For a long time now, the storylines of the James Bond movies have looked more preposterous than the Swiss navy. As infantile and formulaic as powdered baby milk, as overblown and boring as an Academy Awards ceremony, the movies keep coming back like a recurrent herpes infection. The last one that made any sort of narrative sense was probably Goldfinger, as long ago as 1964; and certainly since Roger Moore took over the character, in 1973, they have been parodies of themselves.
Pace Cyril Connolly (Bond Strikes Camp), James Bond was spoofed as early as 1967 with the rancid Casino Royale (directed by John Huston), and rather more successfully by the Flint and Matt Helm movies starring James Coburn and Dean Martin, respectively. Other franchise spies such as Harry Palmer (Michael Caine), Jack Ryan (Harrison Ford) and Ethan Hawke (Tom Cruise) have walked a fine line between parodying Bond and imitating him.

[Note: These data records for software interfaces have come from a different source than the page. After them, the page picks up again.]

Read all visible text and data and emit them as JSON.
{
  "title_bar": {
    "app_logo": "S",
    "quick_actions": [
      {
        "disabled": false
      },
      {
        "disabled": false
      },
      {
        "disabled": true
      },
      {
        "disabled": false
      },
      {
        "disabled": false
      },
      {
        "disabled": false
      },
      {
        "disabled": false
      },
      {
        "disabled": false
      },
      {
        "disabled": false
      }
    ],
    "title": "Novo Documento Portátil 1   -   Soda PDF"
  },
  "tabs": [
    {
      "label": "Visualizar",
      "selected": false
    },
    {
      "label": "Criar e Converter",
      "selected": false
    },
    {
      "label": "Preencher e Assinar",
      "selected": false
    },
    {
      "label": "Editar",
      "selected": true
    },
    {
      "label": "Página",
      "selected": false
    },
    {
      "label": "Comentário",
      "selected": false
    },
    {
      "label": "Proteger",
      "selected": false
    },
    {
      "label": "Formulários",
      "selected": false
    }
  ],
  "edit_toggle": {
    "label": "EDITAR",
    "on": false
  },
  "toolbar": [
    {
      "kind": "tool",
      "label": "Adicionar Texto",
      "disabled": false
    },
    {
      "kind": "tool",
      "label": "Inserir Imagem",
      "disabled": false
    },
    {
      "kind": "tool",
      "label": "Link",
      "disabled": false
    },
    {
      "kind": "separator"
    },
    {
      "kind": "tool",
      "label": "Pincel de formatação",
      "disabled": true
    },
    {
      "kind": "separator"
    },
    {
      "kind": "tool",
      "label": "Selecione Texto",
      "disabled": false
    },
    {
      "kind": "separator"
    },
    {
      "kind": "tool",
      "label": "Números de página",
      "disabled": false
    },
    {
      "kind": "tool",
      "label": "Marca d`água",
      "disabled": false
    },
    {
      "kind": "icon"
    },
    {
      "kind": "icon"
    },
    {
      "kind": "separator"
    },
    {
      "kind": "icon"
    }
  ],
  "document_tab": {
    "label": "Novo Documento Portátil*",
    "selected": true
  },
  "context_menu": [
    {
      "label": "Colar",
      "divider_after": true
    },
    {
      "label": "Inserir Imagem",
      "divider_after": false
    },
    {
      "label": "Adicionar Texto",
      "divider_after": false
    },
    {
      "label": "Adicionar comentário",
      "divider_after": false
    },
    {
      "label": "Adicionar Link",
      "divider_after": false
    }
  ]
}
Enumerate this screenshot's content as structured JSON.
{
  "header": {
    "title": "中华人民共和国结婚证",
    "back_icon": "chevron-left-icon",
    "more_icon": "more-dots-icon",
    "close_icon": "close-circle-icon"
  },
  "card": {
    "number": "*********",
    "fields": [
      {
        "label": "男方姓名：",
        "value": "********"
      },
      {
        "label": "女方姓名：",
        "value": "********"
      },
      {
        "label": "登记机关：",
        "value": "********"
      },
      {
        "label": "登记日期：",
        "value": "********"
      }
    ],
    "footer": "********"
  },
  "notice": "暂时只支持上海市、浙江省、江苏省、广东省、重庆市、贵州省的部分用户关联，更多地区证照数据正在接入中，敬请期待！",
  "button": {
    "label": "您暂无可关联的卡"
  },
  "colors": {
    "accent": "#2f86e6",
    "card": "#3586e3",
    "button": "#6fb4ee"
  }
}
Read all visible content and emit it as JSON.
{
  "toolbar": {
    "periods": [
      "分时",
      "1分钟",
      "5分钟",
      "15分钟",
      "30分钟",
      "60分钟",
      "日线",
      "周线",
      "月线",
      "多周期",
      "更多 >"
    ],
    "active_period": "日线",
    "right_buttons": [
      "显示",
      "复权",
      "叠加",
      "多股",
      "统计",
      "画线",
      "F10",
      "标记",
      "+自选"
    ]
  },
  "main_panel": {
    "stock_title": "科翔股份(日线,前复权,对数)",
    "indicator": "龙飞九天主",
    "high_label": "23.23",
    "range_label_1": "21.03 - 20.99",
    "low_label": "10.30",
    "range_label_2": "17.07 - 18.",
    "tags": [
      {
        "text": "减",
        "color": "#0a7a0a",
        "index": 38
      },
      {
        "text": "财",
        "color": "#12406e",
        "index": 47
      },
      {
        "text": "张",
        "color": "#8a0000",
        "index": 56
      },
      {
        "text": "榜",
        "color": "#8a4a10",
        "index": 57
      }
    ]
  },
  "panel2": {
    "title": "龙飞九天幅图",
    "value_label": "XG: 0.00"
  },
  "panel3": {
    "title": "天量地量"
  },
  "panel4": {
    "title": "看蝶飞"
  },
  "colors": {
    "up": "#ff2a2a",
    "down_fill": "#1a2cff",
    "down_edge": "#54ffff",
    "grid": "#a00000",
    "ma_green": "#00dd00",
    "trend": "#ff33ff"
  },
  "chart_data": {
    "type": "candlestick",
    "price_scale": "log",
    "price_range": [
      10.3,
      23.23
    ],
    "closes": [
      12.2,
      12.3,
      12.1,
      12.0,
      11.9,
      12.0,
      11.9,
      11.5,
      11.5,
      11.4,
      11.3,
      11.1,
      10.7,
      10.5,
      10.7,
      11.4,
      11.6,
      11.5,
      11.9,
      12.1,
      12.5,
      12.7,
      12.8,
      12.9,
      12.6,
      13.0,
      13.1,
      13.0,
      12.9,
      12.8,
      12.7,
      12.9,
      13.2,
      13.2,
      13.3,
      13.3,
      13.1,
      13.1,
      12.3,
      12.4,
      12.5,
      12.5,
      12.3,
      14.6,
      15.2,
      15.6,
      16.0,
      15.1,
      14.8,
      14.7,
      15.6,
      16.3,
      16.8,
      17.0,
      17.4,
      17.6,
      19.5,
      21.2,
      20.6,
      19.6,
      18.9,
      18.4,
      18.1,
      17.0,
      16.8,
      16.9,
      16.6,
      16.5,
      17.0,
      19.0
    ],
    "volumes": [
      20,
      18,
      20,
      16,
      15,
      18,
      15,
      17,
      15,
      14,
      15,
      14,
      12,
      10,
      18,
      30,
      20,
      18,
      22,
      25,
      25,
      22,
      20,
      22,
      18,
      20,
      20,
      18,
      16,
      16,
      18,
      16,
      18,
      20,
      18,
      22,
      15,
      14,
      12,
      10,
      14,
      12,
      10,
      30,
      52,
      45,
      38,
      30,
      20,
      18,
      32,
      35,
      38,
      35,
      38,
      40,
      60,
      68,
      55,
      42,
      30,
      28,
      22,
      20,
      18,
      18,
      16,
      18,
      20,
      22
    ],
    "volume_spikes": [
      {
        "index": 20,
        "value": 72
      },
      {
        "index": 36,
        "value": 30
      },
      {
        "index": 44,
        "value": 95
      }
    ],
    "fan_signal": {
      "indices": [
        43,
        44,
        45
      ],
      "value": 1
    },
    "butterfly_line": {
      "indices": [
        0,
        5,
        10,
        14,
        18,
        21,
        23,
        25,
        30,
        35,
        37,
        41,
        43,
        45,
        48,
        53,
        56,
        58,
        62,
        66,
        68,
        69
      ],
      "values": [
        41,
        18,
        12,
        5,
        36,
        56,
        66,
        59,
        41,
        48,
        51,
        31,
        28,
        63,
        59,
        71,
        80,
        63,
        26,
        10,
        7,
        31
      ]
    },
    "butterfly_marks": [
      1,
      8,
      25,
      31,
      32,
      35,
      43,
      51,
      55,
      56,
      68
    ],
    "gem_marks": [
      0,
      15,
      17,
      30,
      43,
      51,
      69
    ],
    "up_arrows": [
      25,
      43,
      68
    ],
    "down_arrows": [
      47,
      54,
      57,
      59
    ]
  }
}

No such problems of attribution attend the Austin Powers movies, which are affectionate send-ups not just of Bond, but of everything British. (The scene where Austin Powers is knighted by the Queen looks every bit as comic as the real thing.)
Goldmember is the third outing for Mike Myers's velvet-suited, snaggle-toothed, groovy British spy, and an increased budget means that the movie is full of special effects and action sequences - not to mention a whole souvenir-store of big movie-star cameos - that are almost the equal of anything you would see in a Bond movie; and the only major difference between Austin Powers and a James Bond movie in 2002, is that Goldmember is so much more entertaining.
Playing four different characters, Myers guys at the camera like an actor on the stage of Shakespeare's Globe taking the groundlings into his confidence. It is a very winning technique employed to great effect, and only the po-faced or the politically correct will dislike this movie. And they will. There are fart jokes, dwarf jokes, erection jokes, double entendres below even Benny Hill's notice, and more than a few shit jokes, and I don't mean jokes that aren't funny. Indeed, there are times in Goldmember when Myers's vision is so hilariously "excrementious and stercoraceous, rancid and urinous" that you might think he had sprung from the pages of Swedenborg wearing a pair of yellow-tinted spectacles and dun-coloured trousers. It's tasteless and vulgar, offensive and utterly puerile. I loved every minute of it.
I don't think anyone seeing Amadeus: the director's cut, based on Peter Shaffer's marvellous play, would be in any doubt that Mozart would have loved Goldmember just as much as I did. Addicted to masturbation, Mozart loved a good willy joke, and relished the ripping sound of a loud fart with the same childish delight as Mike Myers.
In his book Mozart: his character, his work, which appeared in 1945, Alfred Einstein was the first to try to reconcile Mozart the musician with Mozart the man. "There is a strange kind of human being," he wrote, "in whom there is an eternal struggle between body and soul, animal and god, for dominance. In all great men this mixture is striking, and in none more so than in Wolfgang Amadeus Mozart . . . sometimes the picture that emerges of the man seems no longer to agree with our conception of the musician. In reality, however, there is a glorious unity."
The synthesis of these diametrically opposed personalities, Einstein argued, finds perfect expression in Mozart's dramatic works. "His music speaks of secrets of the heart that both the man and the artist well understood."
This is the subject of Milos Forman's marvellous film. The composer Salieri (F Murray Abraham) is confronted with the Godhead in the shape of the scatologically minded Mozart: "Why?" he complains, "would God choose an obscene child to be his instrument? This giggling, dirty-minded creature?" Obliged to recognise his own mediocrity, Salieri hates God for it, and resolves to destroy Mozart.
"Director's cuts" are usually a waste of time, and most of them come about only because the director has realised that his career has foundered and that he needs the money. They are rarely, if ever, better than the original movie, but there cannot be a better excuse to justify the cost of making a new print than that a whole new generation of movie-goers can see - not to mention hear - a really good film like this one for the first time on the big screen. F Murray Abraham won a much-deserved Oscar for his near-Satanic performance, and it is somehow tragic that since 1984, when Amadeus was first released, this wonderful actor has struggled to find work in the cinema as anything but a B-movie villain. I can't think of a better reason to send a fart flying up to heaven than that.
Austin Powers in Goldmember (12) is on general release; Amadeus: the director's cut (PG) is at selected cinemas